WORK INSTRUCTIONS: Go over the data and work out how many lines include the word "true". Give that number only.

# # # # #

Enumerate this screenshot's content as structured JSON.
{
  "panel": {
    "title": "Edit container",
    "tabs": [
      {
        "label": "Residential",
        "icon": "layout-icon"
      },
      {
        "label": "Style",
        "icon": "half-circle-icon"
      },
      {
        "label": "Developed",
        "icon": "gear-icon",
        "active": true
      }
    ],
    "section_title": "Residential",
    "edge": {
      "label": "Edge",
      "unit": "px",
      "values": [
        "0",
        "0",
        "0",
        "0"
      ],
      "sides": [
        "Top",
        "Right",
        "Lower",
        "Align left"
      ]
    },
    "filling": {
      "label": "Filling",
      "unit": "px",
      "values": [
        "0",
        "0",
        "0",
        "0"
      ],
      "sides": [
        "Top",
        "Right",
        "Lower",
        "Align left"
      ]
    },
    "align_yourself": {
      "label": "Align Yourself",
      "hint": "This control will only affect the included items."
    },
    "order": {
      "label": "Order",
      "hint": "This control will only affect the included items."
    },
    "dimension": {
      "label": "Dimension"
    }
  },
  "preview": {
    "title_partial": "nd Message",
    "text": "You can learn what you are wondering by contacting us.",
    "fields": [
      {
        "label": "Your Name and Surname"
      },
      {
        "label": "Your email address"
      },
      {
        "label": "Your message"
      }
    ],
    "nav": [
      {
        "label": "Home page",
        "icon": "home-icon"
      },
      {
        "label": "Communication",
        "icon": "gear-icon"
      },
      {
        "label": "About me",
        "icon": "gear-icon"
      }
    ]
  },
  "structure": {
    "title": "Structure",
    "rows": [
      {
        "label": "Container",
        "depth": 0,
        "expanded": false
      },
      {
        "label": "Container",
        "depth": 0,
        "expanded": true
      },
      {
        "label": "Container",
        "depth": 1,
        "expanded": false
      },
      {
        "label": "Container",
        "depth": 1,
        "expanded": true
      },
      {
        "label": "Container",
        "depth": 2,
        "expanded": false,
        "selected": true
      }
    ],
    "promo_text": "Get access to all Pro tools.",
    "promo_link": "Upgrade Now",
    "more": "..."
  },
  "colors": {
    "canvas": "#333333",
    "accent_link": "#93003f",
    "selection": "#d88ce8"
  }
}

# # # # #

EXERCISE OUTPUT: 4